## [WHAT IS NEEDED]
Write out all the entries word for word, but skip any images.

(Data records for software interfaces)
··········

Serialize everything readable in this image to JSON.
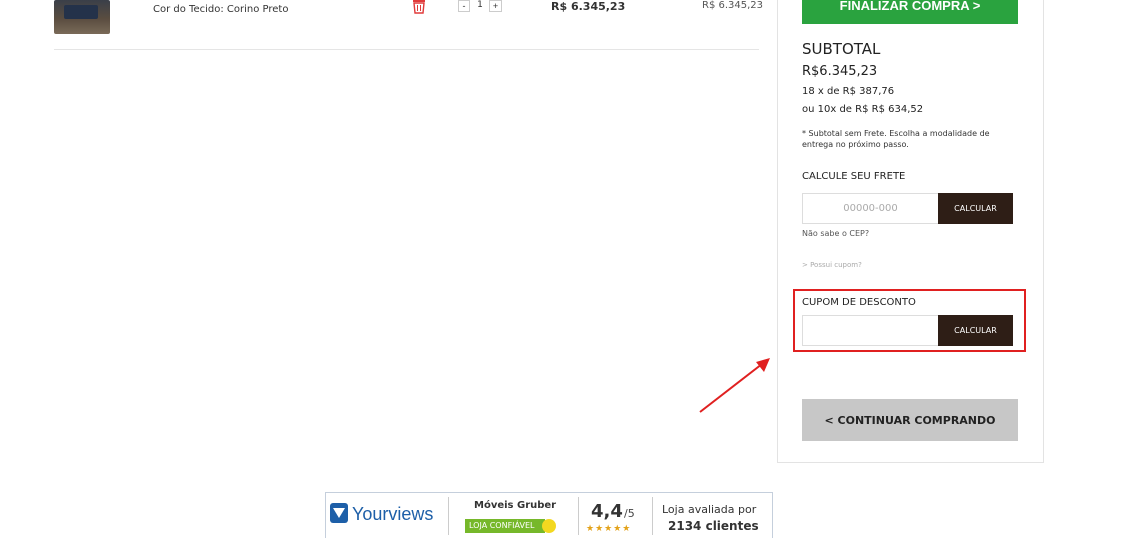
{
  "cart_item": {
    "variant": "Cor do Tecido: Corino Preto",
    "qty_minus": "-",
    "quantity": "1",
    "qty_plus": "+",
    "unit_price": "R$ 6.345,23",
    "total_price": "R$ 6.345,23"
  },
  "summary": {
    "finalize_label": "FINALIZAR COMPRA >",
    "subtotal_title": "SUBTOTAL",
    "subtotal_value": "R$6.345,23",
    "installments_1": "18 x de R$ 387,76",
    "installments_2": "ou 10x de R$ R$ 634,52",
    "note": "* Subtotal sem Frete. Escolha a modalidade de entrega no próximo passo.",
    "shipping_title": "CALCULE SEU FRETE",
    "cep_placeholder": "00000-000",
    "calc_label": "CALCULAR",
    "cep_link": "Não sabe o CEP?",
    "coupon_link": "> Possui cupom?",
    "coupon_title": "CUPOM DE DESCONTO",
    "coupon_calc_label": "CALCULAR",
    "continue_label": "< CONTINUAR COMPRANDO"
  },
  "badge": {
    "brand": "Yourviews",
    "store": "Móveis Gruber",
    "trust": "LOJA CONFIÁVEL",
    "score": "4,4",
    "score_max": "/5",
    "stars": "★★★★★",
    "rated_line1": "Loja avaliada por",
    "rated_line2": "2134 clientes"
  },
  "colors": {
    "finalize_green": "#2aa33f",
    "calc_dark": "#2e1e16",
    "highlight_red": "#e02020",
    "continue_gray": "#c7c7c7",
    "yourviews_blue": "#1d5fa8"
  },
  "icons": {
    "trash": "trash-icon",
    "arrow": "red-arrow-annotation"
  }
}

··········

## [PROBLEM SOLUTION]
Serialize everything readable in this image to JSON.
{
  "cart_item": {
    "variant": "Cor do Tecido: Corino Preto",
    "qty_minus": "-",
    "quantity": "1",
    "qty_plus": "+",
    "unit_price": "R$ 6.345,23",
    "total_price": "R$ 6.345,23"
  },
  "summary": {
    "finalize_label": "FINALIZAR COMPRA >",
    "subtotal_title": "SUBTOTAL",
    "subtotal_value": "R$6.345,23",
    "installments_1": "18 x de R$ 387,76",
    "installments_2": "ou 10x de R$ R$ 634,52",
    "note": "* Subtotal sem Frete. Escolha a modalidade de entrega no próximo passo.",
    "shipping_title": "CALCULE SEU FRETE",
    "cep_placeholder": "00000-000",
    "calc_label": "CALCULAR",
    "cep_link": "Não sabe o CEP?",
    "coupon_link": "> Possui cupom?",
    "coupon_title": "CUPOM DE DESCONTO",
    "coupon_calc_label": "CALCULAR",
    "continue_label": "< CONTINUAR COMPRANDO"
  },
  "badge": {
    "brand": "Yourviews",
    "store": "Móveis Gruber",
    "trust": "LOJA CONFIÁVEL",
    "score": "4,4",
    "score_max": "/5",
    "stars": "★★★★★",
    "rated_line1": "Loja avaliada por",
    "rated_line2": "2134 clientes"
  },
  "colors": {
    "finalize_green": "#2aa33f",
    "calc_dark": "#2e1e16",
    "highlight_red": "#e02020",
    "continue_gray": "#c7c7c7",
    "yourviews_blue": "#1d5fa8"
  },
  "icons": {
    "trash": "trash-icon",
    "arrow": "red-arrow-annotation"
  }
}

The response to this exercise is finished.